Select every line below containing the word "ELIMINAR".

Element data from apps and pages
---

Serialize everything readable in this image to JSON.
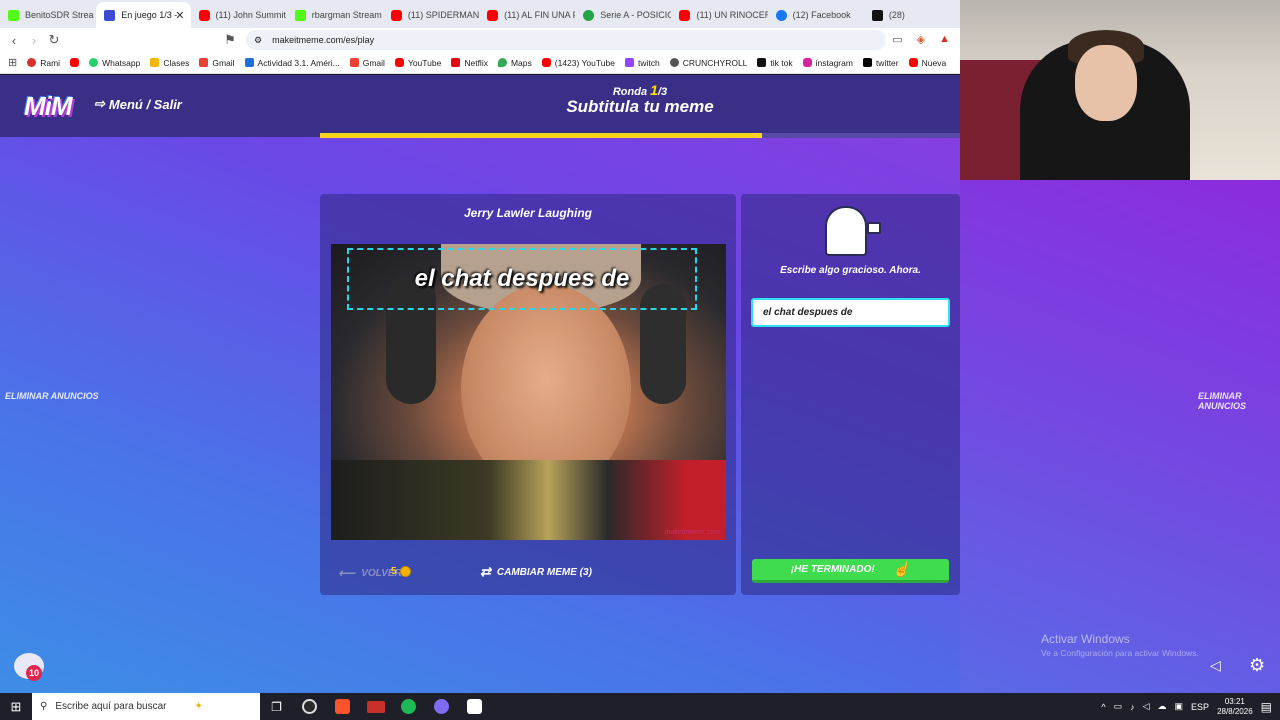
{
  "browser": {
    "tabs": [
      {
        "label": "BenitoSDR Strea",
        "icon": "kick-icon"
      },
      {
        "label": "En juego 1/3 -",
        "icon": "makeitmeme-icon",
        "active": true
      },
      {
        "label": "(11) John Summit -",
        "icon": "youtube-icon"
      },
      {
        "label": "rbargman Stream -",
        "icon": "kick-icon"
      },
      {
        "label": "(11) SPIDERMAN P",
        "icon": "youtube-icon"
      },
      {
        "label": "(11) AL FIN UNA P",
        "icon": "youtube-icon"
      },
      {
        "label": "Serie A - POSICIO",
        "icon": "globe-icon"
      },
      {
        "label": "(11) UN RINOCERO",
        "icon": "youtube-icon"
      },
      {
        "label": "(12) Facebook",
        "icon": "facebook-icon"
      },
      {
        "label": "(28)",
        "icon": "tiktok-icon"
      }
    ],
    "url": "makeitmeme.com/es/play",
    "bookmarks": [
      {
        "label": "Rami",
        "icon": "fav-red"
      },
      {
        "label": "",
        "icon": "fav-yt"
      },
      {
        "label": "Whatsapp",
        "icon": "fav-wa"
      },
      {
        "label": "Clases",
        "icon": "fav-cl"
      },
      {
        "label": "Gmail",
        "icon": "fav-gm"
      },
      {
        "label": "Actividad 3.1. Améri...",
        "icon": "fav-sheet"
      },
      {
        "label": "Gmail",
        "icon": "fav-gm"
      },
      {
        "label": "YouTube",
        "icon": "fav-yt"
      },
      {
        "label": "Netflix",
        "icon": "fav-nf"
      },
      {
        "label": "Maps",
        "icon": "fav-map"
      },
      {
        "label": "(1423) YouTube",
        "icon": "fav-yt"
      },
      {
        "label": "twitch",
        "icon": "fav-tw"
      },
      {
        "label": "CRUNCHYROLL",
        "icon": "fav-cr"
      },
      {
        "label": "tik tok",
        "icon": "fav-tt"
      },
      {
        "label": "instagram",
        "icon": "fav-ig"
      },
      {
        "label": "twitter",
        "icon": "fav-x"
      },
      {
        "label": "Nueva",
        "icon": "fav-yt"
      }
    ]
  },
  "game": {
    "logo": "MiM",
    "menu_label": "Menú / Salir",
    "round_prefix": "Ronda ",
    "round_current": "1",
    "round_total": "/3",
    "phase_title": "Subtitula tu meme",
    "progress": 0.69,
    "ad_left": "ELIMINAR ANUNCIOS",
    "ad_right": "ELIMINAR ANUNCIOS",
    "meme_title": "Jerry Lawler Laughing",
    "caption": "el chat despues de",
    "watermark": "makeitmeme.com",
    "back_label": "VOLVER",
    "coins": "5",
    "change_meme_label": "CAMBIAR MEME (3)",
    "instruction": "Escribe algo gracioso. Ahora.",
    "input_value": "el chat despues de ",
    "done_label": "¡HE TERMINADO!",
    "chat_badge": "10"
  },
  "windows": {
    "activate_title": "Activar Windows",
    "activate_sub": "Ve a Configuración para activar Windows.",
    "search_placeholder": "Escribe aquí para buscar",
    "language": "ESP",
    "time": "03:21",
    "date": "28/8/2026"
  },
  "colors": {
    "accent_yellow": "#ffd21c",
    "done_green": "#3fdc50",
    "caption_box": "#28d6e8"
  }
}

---

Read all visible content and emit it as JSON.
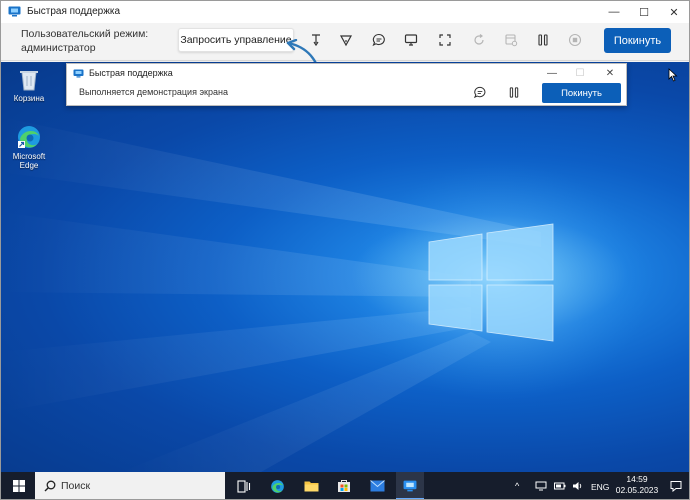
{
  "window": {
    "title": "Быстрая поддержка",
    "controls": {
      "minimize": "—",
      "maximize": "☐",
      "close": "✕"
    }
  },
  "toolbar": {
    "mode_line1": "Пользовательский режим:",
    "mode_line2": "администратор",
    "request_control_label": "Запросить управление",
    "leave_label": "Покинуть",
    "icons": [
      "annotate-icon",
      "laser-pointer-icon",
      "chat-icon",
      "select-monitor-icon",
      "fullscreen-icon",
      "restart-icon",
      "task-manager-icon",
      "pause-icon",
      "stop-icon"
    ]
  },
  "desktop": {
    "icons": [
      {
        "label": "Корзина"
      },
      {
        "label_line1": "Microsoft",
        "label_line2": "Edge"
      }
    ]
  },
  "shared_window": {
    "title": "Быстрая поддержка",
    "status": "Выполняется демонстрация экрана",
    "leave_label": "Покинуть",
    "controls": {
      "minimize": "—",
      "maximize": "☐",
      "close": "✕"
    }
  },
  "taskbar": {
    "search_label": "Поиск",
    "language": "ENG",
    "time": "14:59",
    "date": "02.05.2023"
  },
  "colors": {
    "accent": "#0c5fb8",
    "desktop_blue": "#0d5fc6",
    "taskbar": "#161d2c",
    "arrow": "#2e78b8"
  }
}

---

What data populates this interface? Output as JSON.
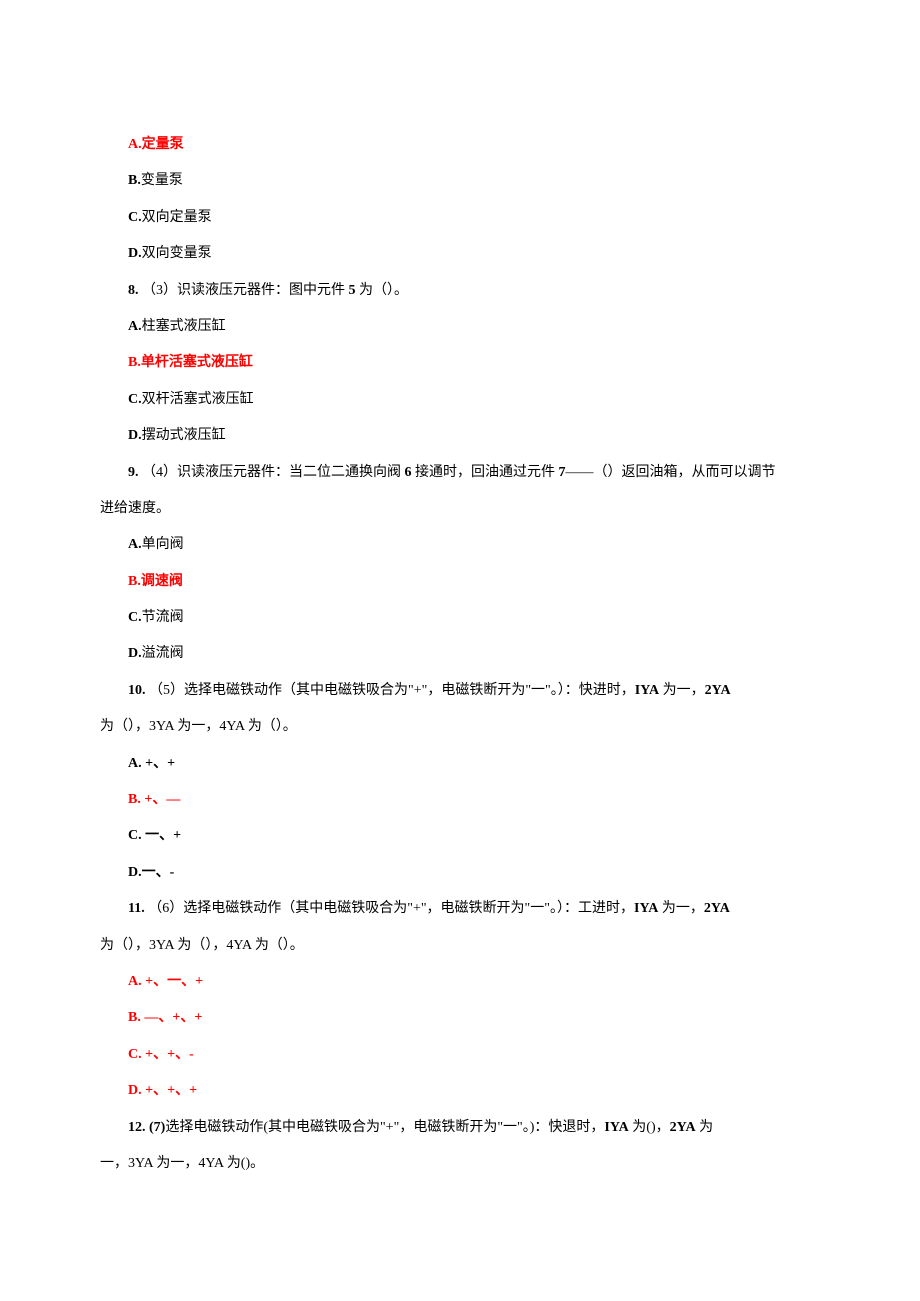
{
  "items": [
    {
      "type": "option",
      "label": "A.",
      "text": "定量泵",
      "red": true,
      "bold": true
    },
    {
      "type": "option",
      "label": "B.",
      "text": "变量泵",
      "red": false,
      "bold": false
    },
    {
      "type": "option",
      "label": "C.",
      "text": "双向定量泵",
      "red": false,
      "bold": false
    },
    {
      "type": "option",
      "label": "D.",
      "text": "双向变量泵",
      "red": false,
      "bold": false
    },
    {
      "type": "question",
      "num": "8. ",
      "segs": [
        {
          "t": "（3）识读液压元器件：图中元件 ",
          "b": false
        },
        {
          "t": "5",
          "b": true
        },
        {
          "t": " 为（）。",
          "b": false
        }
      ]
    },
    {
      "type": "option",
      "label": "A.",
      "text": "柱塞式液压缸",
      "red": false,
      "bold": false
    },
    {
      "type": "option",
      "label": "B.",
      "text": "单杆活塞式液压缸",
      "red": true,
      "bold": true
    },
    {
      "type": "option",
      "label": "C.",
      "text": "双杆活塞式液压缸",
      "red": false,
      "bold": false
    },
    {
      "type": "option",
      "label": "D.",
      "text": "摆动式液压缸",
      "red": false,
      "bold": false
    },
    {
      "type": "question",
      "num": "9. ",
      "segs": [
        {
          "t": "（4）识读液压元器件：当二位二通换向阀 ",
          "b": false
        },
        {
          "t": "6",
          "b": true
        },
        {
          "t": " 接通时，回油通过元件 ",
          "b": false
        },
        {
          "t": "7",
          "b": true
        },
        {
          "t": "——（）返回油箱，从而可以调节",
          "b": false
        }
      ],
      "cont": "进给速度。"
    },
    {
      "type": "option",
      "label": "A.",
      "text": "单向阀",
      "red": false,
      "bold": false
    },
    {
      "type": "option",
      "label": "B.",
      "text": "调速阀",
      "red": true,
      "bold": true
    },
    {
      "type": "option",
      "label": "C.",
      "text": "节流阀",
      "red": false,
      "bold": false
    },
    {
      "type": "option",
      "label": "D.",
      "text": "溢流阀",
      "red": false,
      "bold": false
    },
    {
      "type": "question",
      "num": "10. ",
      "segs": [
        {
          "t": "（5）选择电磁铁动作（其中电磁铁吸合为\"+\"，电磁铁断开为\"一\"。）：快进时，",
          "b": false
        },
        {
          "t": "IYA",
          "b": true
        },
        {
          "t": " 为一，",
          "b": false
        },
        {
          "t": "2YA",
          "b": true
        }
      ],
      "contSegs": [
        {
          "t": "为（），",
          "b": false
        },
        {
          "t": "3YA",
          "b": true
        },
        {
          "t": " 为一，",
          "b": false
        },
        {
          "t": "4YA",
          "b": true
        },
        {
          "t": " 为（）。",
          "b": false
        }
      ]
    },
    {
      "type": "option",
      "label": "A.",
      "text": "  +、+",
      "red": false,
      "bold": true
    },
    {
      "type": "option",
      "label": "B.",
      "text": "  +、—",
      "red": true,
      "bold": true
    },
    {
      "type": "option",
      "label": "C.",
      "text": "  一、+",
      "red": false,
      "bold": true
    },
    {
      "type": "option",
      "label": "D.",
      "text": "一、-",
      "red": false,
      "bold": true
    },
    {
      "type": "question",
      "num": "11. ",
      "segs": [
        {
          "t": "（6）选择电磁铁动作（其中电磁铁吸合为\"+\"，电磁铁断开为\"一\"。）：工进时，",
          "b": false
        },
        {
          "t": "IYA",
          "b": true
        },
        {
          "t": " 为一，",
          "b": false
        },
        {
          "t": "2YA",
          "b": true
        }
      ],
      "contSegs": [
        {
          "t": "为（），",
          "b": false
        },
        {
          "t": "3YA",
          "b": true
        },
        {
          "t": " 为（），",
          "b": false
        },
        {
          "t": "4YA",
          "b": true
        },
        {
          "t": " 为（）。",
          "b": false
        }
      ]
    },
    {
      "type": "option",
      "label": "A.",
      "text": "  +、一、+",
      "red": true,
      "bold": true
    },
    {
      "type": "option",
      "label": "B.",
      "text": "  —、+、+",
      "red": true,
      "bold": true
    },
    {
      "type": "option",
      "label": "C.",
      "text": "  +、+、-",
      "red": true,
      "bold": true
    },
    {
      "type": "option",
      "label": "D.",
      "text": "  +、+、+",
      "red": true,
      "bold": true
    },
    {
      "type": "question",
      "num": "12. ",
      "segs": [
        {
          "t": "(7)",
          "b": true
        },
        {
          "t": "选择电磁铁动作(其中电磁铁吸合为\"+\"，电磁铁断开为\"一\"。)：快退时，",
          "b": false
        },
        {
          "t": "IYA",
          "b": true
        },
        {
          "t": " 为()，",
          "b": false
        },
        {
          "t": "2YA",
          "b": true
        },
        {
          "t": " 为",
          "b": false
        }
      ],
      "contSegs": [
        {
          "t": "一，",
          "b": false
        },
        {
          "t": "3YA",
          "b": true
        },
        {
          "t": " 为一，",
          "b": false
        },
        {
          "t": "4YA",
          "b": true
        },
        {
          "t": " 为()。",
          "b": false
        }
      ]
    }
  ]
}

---

§ EXERCISE RESPONSE:
    "ad_left": "ELIMINAR ANUNCIOS",
    "ad_right": "ELIMINAR ANUNCIOS",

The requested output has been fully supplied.